However, because the intensity allows you to have a greater risk of injury, running puts a lot more strain on your joints.
If you can get the same results with power walking, then it makes more sense to power walk.
Running can also be the more beneficial of the two when it comes to building your bones and your muscles, so choosing between these two kinds of workouts will really depend on what you’re hoping to achieve.
If you’re looking for a good warm up exercise, power walking is a great option because it makes it a good way to ease into running.It’s also a good thing to slip into when you are having a break between sets.
Power walking will keep your heart rate going while you are having a break from a run and vice versa if you’re just looking to get some steps in however you really can’t go wrong with either workout.
Jogging VS Walking: The Pros and Cons
Whether you are choosing jogging or walking, you’ll be able to strengthen your heart and lungs and decrease your risk of cardiovascular disease.
Both jogging and walking can help you to also reduce your stress and decrease your blood pressure, and this is something that you would want to have in the background, especially if you’re looking to boost your mood and support a healthier weight.
The benefits of jogging vs walking overlap. However, because jogging is typically more challenging as a workout, it’s often considered the better option.
Because it’s a higher impact form of exercise compared to walking, and it’s more demanding on the muscles when it comes to jogging versus walking.
Jogging is often the choice that people make when they want to get results faster.
Comparing the Calorie Burn: Running VS Walking
Mentioned earlier, it does make sense that runners will burn more calories than walkers do. All the sweating and the puffing and half the count for something, especially if you’re not a big fan of running in the first place.

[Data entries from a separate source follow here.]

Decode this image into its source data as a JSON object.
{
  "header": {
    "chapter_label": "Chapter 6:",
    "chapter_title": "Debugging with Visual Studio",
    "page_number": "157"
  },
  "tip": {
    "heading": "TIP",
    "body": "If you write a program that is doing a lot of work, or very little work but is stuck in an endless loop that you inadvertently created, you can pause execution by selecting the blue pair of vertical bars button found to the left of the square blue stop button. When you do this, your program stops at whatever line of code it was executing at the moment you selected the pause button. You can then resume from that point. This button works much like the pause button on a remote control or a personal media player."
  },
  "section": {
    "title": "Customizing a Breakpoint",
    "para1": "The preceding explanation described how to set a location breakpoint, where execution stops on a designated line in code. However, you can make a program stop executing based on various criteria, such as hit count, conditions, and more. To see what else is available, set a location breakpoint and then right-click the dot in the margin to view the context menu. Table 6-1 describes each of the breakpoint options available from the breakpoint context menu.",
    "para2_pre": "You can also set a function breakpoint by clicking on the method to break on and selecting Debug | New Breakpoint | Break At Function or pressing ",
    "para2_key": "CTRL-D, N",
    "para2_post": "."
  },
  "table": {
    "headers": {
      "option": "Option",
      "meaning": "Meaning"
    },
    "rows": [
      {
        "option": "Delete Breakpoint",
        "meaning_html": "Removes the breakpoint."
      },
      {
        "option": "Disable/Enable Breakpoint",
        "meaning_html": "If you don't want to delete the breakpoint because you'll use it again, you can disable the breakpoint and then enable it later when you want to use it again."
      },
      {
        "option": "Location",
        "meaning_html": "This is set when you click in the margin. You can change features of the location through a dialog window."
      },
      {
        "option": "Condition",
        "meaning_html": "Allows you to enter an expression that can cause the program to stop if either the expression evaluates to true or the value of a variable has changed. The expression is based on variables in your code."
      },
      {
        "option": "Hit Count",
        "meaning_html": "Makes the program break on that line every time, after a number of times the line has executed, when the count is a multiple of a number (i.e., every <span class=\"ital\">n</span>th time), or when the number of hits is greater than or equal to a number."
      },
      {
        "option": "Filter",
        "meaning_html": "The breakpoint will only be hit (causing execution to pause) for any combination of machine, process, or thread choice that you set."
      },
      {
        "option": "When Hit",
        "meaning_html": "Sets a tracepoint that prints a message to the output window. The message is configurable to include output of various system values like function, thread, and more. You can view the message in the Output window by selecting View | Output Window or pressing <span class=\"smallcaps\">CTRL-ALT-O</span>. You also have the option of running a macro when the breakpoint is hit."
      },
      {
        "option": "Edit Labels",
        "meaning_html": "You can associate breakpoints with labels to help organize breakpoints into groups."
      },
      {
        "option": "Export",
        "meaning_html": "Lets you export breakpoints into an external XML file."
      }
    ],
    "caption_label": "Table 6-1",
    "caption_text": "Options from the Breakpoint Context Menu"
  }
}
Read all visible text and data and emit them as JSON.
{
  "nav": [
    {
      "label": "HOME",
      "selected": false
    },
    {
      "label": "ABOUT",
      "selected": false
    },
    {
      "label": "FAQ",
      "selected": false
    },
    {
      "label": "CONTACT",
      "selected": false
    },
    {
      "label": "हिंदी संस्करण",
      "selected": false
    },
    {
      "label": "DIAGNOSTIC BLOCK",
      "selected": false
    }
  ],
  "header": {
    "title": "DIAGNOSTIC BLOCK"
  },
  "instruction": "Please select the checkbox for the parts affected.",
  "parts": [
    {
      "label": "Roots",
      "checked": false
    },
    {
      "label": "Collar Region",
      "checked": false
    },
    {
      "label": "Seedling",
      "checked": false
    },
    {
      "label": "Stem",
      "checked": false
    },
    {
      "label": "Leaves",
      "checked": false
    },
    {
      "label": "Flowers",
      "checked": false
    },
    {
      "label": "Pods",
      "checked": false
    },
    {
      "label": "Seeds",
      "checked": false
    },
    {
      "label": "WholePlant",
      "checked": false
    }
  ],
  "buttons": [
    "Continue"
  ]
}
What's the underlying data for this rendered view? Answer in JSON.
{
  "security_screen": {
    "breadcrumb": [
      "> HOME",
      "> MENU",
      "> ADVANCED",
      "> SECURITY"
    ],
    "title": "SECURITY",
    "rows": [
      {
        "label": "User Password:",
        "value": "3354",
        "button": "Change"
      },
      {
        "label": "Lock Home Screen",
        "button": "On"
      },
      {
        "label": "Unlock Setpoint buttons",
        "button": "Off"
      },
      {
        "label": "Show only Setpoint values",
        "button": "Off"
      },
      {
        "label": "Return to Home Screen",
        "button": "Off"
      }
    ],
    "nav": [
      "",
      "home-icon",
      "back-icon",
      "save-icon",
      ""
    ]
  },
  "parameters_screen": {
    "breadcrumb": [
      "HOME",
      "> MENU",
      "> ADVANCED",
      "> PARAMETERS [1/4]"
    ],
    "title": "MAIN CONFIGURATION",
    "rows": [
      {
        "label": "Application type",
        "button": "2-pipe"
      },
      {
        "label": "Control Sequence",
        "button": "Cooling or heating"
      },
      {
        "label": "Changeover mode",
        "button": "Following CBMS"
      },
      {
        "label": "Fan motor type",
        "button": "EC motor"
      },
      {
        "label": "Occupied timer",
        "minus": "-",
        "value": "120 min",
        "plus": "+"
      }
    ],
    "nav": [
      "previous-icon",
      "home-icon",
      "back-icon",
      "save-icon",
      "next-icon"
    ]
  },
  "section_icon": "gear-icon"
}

When we look at the science of calorie burn, however, there is a difference in the calories burned per mile or kilometer for walking compared with running.
It’s not a particularly large difference though, and there is not much of a difference at higher walking speed.
So if you’re not a fan of running, you could always switch to power walking and still get the same benefits.